Just found out that you are pregnant? Congratulations! We're sure you have a *lot* of questions about the journey to motherhood, so here's our pregnancy A-Z.
Pregnancy is a time of many new sensations, symptoms and experiences and most new mums to be are keen to find out everything they possibly can.
So we've developed a new A-Z of pregnancy to provide many of the really important answers for mums-to-be. We're going to be covering everything from alcohol to weight gain to cravings and vitamin supplements.
So if you're pregnant, settle down for a read. Here's the first instalment of our pregnancy A-Z, with everything related to the letter A:
Alcohol: There is no agreed safe intake of alcohol during pregnancy. Women who are pregnant should avoid drinking alcohol, however those who choose to drink before and during pregnancy are recommended to drink no more than 1 to 2 units of alcohol once or twice a week, and not binge drink or get drunk. 1 unit is half a pint of standard strength (3.5% strength) beer or lager, a single measure (25ml of spirit) e.g. vodka and gin or a small glass (125ml) of wine. Alcopops contain 1.5 units.
Amniocentesis: Amniocentesis is one of several diagnostic tests that may be offered during pregnancy. It is used to detect chromosome abnormalities in the unborn child that may cause Down’s Syndrome or other congenital problems. In amniocentesis, a sample of the amniotic fluid that surrounds the foetus is removed and analysed. This test is performed from week 15 of pregnancy onwards.
Anaemia: Anaemia is characterised by a low level of a substance called haemoglobin which contains iron and is responsible for transporting oxygen in red blood cells. During pregnancy, anaemia is quite common because the demands for iron change, so routine blood tests are carried out during pregnancy to check if you will need iron supplements. It is important that pregnant women eat an iron-rich diet to ensure the production of extra red blood cells so that the foetus and placenta receive enough oxygen. Iron rich foods include red meats, fortified breakfast cereals, dried fruits, pulses and bread.

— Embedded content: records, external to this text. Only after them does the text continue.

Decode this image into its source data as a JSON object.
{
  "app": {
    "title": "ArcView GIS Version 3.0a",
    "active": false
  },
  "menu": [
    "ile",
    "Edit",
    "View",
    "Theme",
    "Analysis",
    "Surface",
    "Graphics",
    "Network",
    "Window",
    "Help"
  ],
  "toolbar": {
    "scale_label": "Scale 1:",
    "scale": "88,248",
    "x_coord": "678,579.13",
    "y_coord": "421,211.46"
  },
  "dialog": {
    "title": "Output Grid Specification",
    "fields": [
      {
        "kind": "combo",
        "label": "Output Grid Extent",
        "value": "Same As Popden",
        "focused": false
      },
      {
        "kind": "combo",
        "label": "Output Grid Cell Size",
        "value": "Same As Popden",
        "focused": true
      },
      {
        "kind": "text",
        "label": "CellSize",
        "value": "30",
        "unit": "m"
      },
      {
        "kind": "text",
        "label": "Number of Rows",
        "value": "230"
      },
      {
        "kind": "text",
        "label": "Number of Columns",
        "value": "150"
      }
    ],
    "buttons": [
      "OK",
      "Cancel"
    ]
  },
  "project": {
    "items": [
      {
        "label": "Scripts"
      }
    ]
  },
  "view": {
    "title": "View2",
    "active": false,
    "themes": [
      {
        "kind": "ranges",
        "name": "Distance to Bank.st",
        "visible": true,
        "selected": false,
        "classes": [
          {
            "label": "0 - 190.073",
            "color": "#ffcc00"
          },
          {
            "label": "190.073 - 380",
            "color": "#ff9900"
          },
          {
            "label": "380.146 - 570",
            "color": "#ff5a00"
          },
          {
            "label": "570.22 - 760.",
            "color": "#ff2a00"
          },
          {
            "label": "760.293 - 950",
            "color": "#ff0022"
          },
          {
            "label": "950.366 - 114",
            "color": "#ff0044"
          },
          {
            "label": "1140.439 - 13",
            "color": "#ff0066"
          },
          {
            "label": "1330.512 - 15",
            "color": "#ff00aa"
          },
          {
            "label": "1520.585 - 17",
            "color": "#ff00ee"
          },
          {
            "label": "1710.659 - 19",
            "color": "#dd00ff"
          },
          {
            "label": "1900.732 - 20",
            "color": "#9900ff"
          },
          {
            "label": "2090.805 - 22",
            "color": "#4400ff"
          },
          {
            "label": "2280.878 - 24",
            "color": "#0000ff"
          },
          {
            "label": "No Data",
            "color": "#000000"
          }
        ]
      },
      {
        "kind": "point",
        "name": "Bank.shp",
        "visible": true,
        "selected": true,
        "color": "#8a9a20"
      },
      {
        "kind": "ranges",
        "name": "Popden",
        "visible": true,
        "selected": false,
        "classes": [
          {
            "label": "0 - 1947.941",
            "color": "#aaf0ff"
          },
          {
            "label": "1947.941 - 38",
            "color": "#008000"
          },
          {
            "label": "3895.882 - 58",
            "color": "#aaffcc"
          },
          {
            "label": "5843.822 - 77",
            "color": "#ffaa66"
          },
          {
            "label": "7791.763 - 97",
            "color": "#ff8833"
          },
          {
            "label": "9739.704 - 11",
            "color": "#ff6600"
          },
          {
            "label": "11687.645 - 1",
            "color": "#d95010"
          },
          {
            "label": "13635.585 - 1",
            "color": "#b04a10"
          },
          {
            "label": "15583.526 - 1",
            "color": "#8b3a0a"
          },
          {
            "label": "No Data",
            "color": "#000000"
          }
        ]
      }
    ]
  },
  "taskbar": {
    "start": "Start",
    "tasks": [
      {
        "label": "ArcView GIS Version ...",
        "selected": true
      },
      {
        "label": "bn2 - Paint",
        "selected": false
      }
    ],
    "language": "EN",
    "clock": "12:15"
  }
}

Antacid: Antacids counteract stomach acidity and are often used as a treatment for heartburn. Heartburn occurs as a result of increased abdominal pressure, relaxation of the gastro-oesophageal sphincter due to pregnancy hormones and altered gastrointestinal function. Symptoms are often aggravated by lying down, or by eating certain foods, particularly those that are spicy, fatty, fizzy or acidic. Symptoms will often be less severe with small frequent meals and snacks rather than larger meals. Avoid spicy or fatty foods, eating just before bedtime and try to limit the use of antacids to manufacturers’ directions.
Antenatal care: Antenatal care means ‘care before birth.’ It aims to monitor and promote the wellbeing of a mother and her developing baby. Midwives and doctors provide information, advice and reassurance as well as monitoring, screening and treating where necessary. We have a separate series of posts where we asked our midwife about pregnancy and these posts includes on on what to expect from antenatal care.
Aspirin: Aspirin is generally not considered safe to take during pregnancy as regular use may cause problems for both you and your baby. If you are taking aspirin before pregnancy for a specific medical condition then you should speak to your GP or midwife as early as possible for advice on whether you should continue. Effects include miscarriage, issues with foetal growth, bleeding problems for you or the baby and heart or lung related problems in a newborn baby, e.g. such as closing of blood vessels near the heart. However, there are certain situations where a doctor may advise a low dose of aspirin during pregnancy. Remember to always follow your doctor’s advice.